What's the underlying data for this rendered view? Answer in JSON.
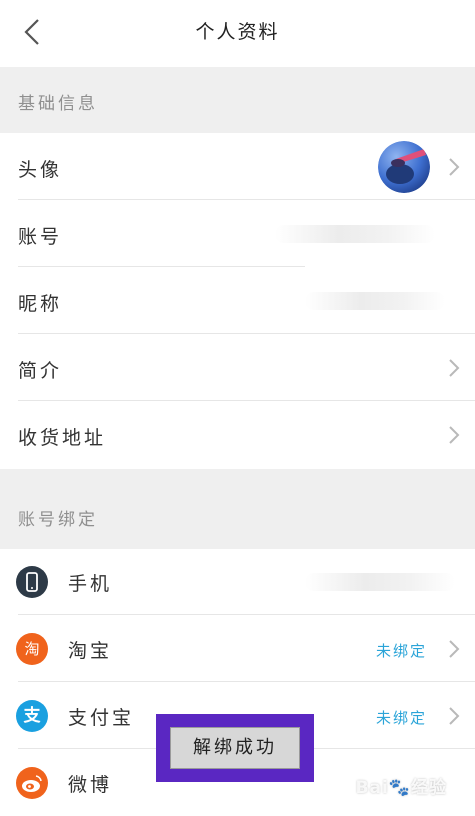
{
  "header": {
    "title": "个人资料"
  },
  "sections": {
    "basic": "基础信息",
    "binding": "账号绑定"
  },
  "profile_rows": {
    "avatar": "头像",
    "account": "账号",
    "nickname": "昵称",
    "bio": "简介",
    "address": "收货地址"
  },
  "bindings": [
    {
      "name": "手机",
      "status": ""
    },
    {
      "name": "淘宝",
      "status": "未绑定",
      "icon_text": "淘"
    },
    {
      "name": "支付宝",
      "status": "未绑定",
      "icon_text": "支"
    },
    {
      "name": "微博",
      "status": ""
    }
  ],
  "toast": {
    "text": "解绑成功"
  },
  "watermark": "Bai🐾经验",
  "colors": {
    "taobao": "#f0631c",
    "alipay": "#1aa0e0",
    "weibo": "#f0631c",
    "phone": "#2d3a47",
    "link": "#2aa4d8"
  },
  "icons": {
    "back": "chevron-left-icon",
    "row_arrow": "chevron-right-icon"
  }
}
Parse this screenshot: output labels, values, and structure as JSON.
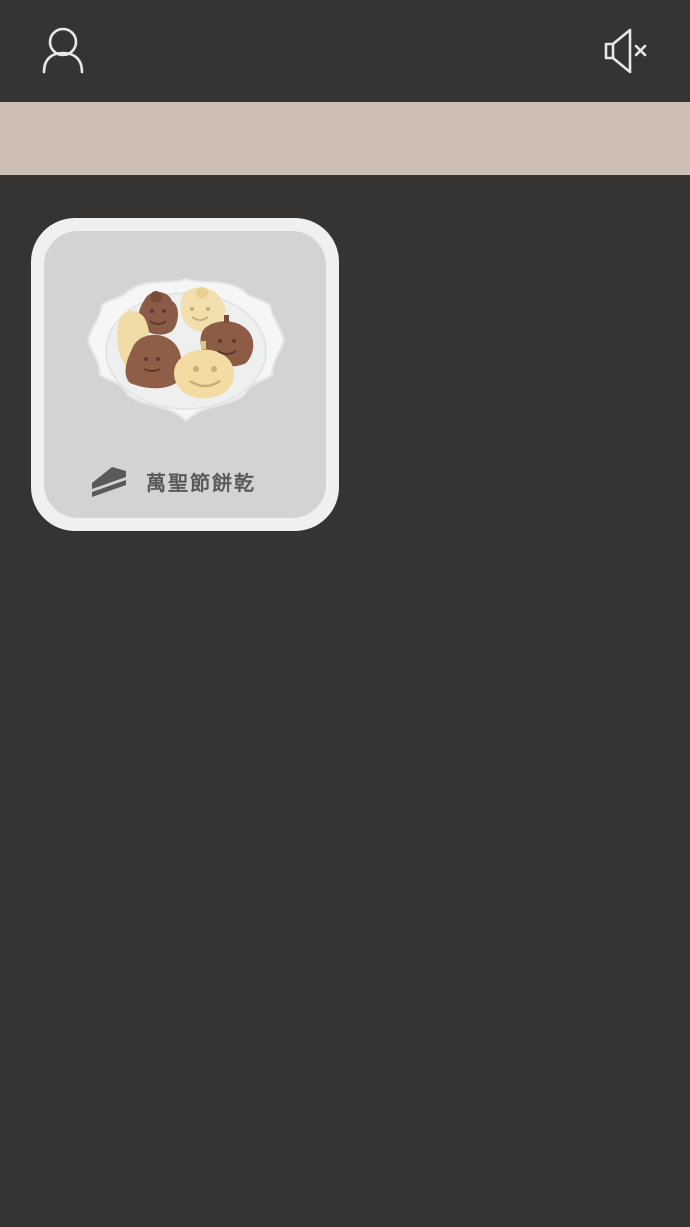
{
  "header": {
    "profile_icon": "user-icon",
    "sound_icon": "speaker-muted-icon"
  },
  "colors": {
    "background": "#353433",
    "banner": "#cebfb4",
    "card_outer": "#eff0ef",
    "card_inner": "#d3d3d3",
    "label_text": "#5a5a5a"
  },
  "recipes": [
    {
      "title": "萬聖節餅乾",
      "icon": "cake-slice-icon",
      "image": "halloween-cookies-plate"
    }
  ]
}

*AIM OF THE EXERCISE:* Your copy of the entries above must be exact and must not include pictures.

*REPLY TO THE EXERCISE:*
What's the underlying data for this rendered view? Answer in JSON.
{
  "header": {
    "title": "个人资料"
  },
  "sections": {
    "basic": "基础信息",
    "binding": "账号绑定"
  },
  "profile_rows": {
    "avatar": "头像",
    "account": "账号",
    "nickname": "昵称",
    "bio": "简介",
    "address": "收货地址"
  },
  "bindings": [
    {
      "name": "手机",
      "status": ""
    },
    {
      "name": "淘宝",
      "status": "未绑定",
      "icon_text": "淘"
    },
    {
      "name": "支付宝",
      "status": "未绑定",
      "icon_text": "支"
    },
    {
      "name": "微博",
      "status": ""
    }
  ],
  "toast": {
    "text": "解绑成功"
  },
  "watermark": "Bai🐾经验",
  "colors": {
    "taobao": "#f0631c",
    "alipay": "#1aa0e0",
    "weibo": "#f0631c",
    "phone": "#2d3a47",
    "link": "#2aa4d8"
  },
  "icons": {
    "back": "chevron-left-icon",
    "row_arrow": "chevron-right-icon"
  }
}
Parse this screenshot: output labels, values, and structure as JSON.
{
  "header": {
    "profile_icon": "user-icon",
    "sound_icon": "speaker-muted-icon"
  },
  "colors": {
    "background": "#353433",
    "banner": "#cebfb4",
    "card_outer": "#eff0ef",
    "card_inner": "#d3d3d3",
    "label_text": "#5a5a5a"
  },
  "recipes": [
    {
      "title": "萬聖節餅乾",
      "icon": "cake-slice-icon",
      "image": "halloween-cookies-plate"
    }
  ]
}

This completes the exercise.